[Material provided]:

────────

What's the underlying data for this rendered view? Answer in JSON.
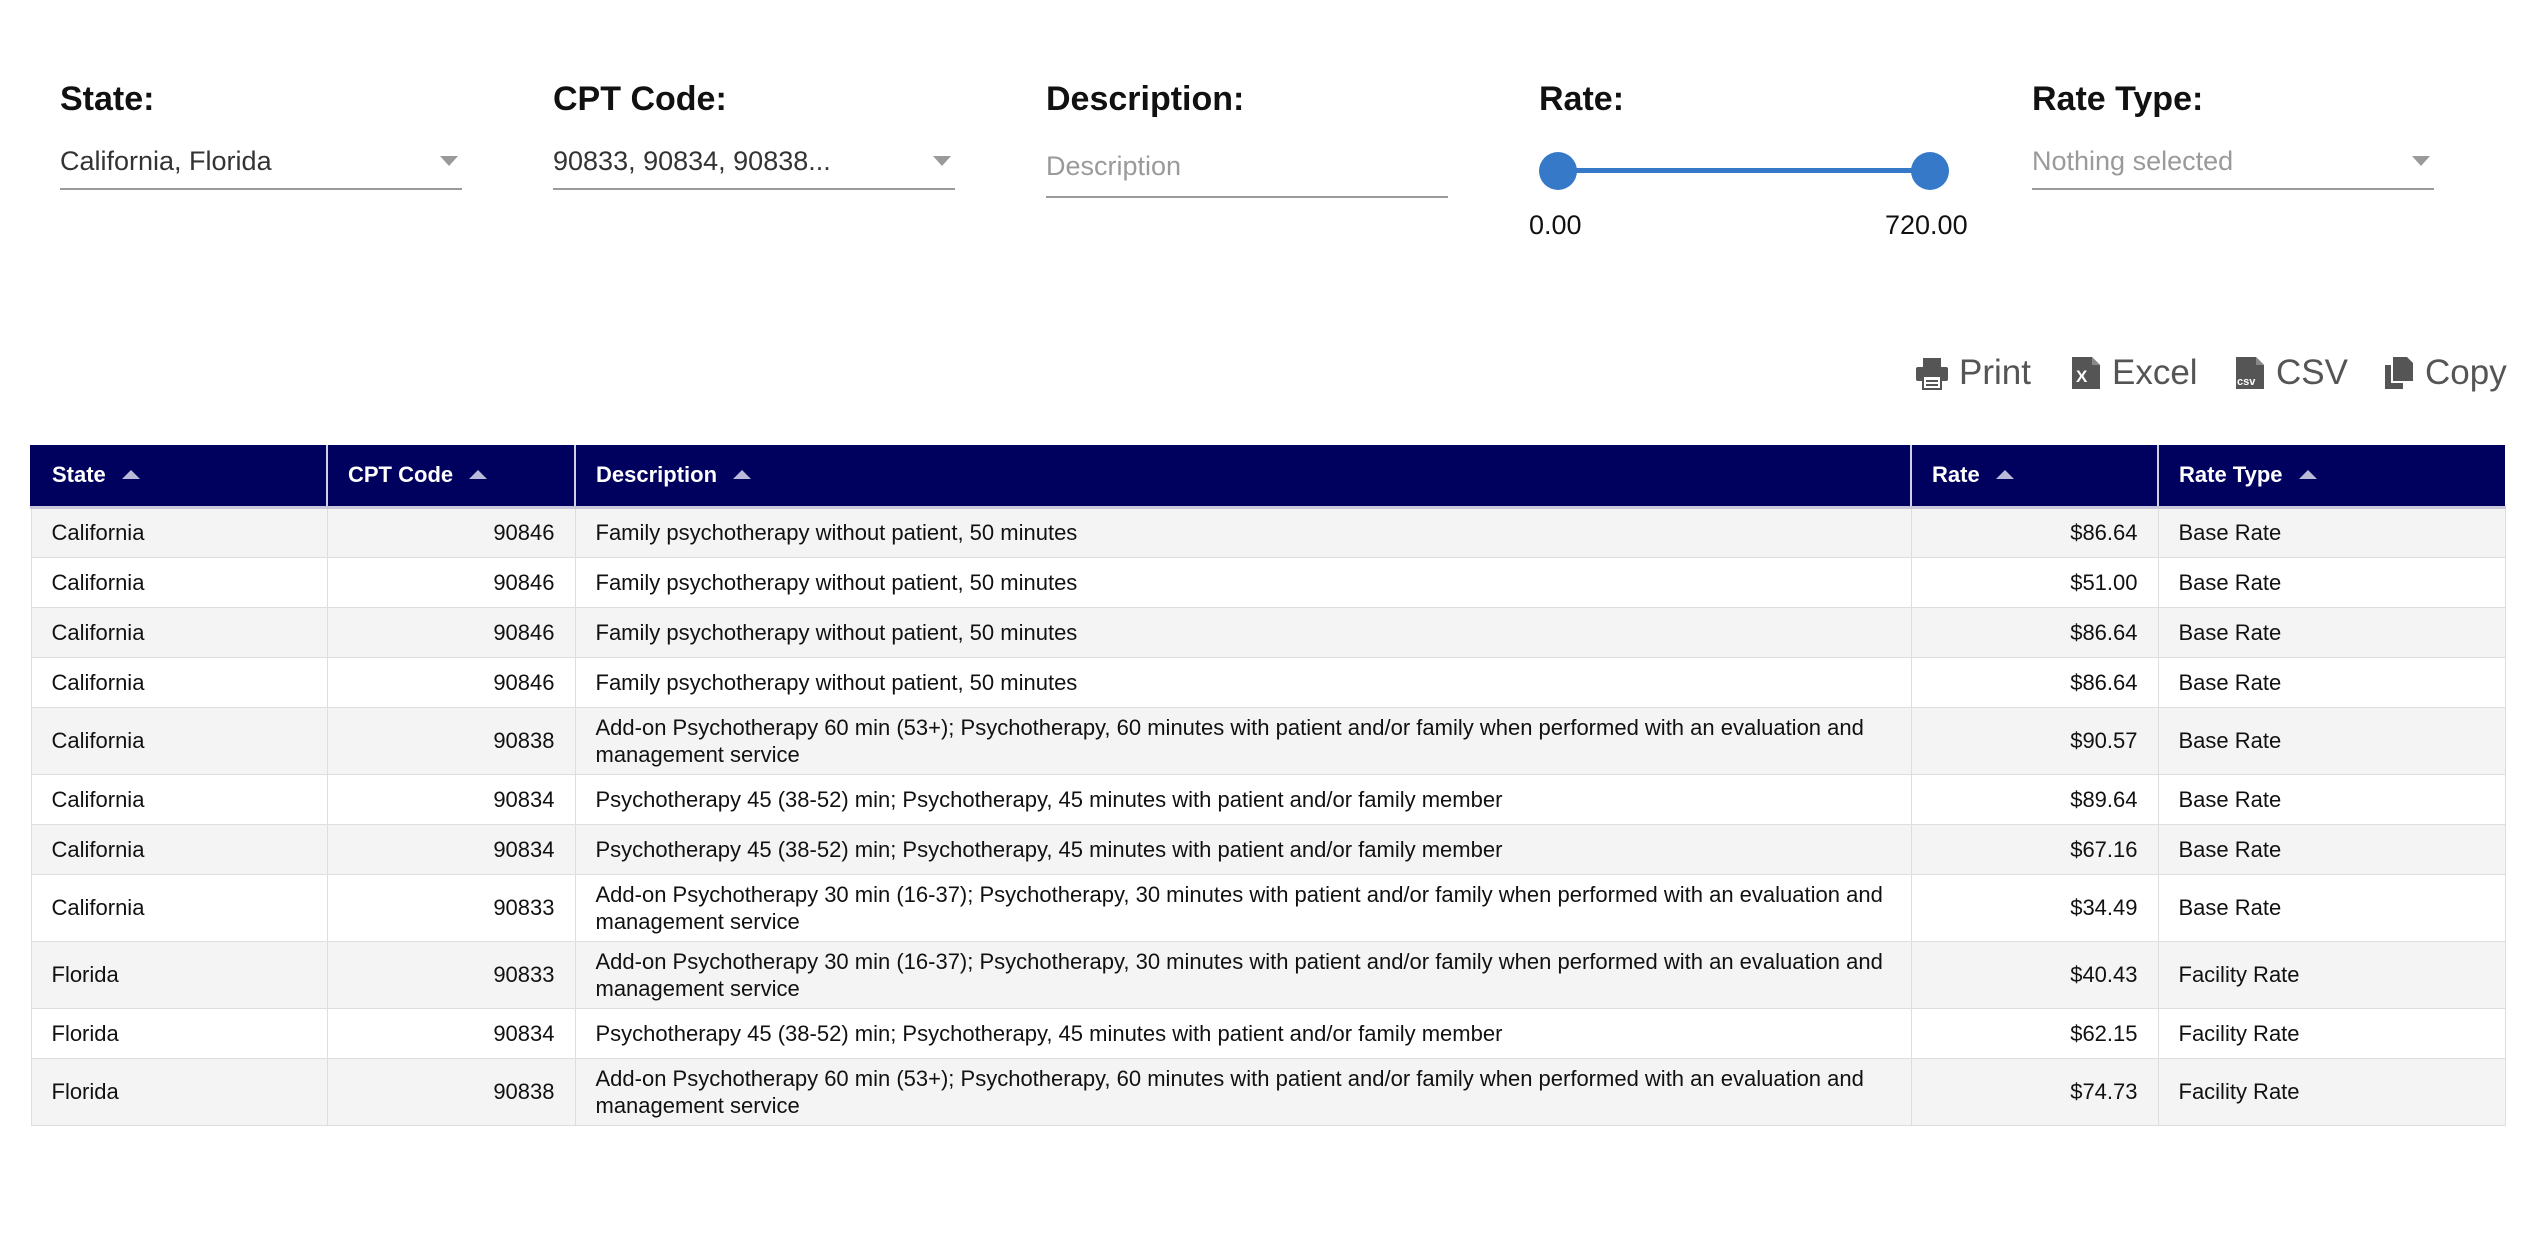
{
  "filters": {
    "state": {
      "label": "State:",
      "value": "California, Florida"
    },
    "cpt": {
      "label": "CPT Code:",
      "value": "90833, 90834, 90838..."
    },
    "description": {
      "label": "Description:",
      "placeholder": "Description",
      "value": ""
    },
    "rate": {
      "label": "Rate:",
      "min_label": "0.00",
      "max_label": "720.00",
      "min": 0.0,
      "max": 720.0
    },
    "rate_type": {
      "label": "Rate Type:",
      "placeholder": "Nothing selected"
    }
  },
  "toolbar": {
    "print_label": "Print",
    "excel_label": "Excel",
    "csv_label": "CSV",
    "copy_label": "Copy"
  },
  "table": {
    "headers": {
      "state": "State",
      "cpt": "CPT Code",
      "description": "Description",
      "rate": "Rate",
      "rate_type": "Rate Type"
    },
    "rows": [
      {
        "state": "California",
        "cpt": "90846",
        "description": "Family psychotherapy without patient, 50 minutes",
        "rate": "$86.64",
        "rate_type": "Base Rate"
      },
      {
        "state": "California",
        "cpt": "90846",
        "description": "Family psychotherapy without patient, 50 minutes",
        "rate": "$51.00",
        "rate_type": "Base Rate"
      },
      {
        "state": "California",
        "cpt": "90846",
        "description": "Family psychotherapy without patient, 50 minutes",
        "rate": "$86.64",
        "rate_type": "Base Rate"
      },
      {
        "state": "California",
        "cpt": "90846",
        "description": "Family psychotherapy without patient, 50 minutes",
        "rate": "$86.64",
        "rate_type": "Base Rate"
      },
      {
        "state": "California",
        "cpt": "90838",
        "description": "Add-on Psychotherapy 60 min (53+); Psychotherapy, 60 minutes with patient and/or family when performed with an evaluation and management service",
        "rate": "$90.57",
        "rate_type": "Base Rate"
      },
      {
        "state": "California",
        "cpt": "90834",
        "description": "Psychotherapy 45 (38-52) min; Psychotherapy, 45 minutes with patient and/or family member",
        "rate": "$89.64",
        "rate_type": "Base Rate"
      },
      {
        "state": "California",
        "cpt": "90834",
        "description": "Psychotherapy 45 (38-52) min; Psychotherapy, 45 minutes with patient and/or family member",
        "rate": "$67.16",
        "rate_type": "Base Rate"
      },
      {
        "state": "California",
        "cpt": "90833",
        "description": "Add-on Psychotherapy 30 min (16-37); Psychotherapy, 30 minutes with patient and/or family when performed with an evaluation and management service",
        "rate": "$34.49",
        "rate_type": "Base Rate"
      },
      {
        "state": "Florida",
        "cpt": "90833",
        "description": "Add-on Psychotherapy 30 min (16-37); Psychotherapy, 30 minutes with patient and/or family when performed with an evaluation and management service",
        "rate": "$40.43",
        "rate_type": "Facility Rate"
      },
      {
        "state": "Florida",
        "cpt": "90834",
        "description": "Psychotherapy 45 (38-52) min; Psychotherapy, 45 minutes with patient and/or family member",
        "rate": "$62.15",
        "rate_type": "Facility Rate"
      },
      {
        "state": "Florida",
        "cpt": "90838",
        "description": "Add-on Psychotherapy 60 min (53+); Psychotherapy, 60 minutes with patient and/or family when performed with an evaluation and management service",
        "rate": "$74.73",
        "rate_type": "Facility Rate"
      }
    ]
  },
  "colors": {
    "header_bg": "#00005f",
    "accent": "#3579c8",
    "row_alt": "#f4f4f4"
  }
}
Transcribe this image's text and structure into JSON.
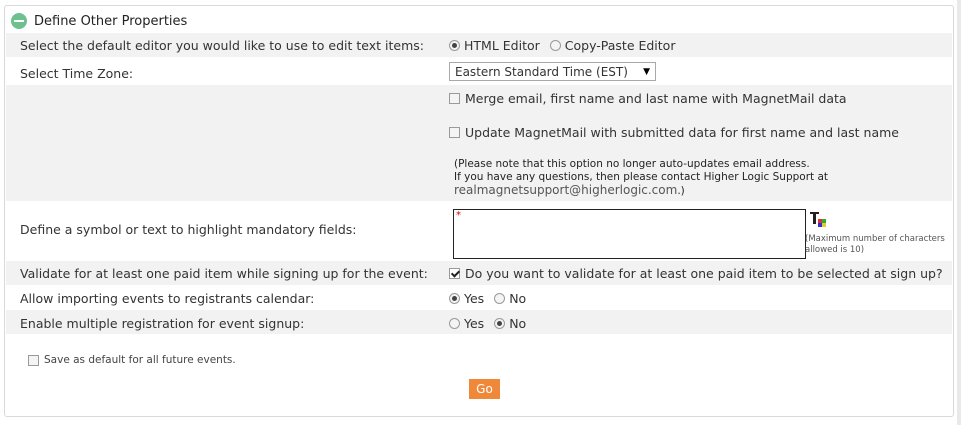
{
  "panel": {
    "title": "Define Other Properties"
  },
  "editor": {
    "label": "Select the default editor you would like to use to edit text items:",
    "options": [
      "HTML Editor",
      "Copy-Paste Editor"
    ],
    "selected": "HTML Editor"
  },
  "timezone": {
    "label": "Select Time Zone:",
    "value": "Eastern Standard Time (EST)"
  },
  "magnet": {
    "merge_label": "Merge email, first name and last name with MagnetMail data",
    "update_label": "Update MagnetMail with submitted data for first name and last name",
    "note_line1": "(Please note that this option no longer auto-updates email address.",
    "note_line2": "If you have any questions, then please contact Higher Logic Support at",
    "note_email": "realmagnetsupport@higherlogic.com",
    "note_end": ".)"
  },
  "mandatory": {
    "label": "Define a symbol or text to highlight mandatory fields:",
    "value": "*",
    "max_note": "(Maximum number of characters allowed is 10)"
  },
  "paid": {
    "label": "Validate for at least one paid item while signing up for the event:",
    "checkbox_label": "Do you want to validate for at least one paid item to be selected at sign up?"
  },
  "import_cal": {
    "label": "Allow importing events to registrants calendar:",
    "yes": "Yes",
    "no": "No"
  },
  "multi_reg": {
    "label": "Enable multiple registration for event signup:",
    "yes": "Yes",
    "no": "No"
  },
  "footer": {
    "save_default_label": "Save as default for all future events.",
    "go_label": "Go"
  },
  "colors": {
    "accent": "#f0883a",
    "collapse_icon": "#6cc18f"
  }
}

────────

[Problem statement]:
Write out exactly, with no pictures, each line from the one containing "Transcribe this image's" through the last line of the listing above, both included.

[Problem solution]:
Transcribe this image's text and structure into JSON.
{
  "panel": {
    "title": "Define Other Properties"
  },
  "editor": {
    "label": "Select the default editor you would like to use to edit text items:",
    "options": [
      "HTML Editor",
      "Copy-Paste Editor"
    ],
    "selected": "HTML Editor"
  },
  "timezone": {
    "label": "Select Time Zone:",
    "value": "Eastern Standard Time (EST)"
  },
  "magnet": {
    "merge_label": "Merge email, first name and last name with MagnetMail data",
    "update_label": "Update MagnetMail with submitted data for first name and last name",
    "note_line1": "(Please note that this option no longer auto-updates email address.",
    "note_line2": "If you have any questions, then please contact Higher Logic Support at",
    "note_email": "realmagnetsupport@higherlogic.com",
    "note_end": ".)"
  },
  "mandatory": {
    "label": "Define a symbol or text to highlight mandatory fields:",
    "value": "*",
    "max_note": "(Maximum number of characters allowed is 10)"
  },
  "paid": {
    "label": "Validate for at least one paid item while signing up for the event:",
    "checkbox_label": "Do you want to validate for at least one paid item to be selected at sign up?"
  },
  "import_cal": {
    "label": "Allow importing events to registrants calendar:",
    "yes": "Yes",
    "no": "No"
  },
  "multi_reg": {
    "label": "Enable multiple registration for event signup:",
    "yes": "Yes",
    "no": "No"
  },
  "footer": {
    "save_default_label": "Save as default for all future events.",
    "go_label": "Go"
  },
  "colors": {
    "accent": "#f0883a",
    "collapse_icon": "#6cc18f"
  }
}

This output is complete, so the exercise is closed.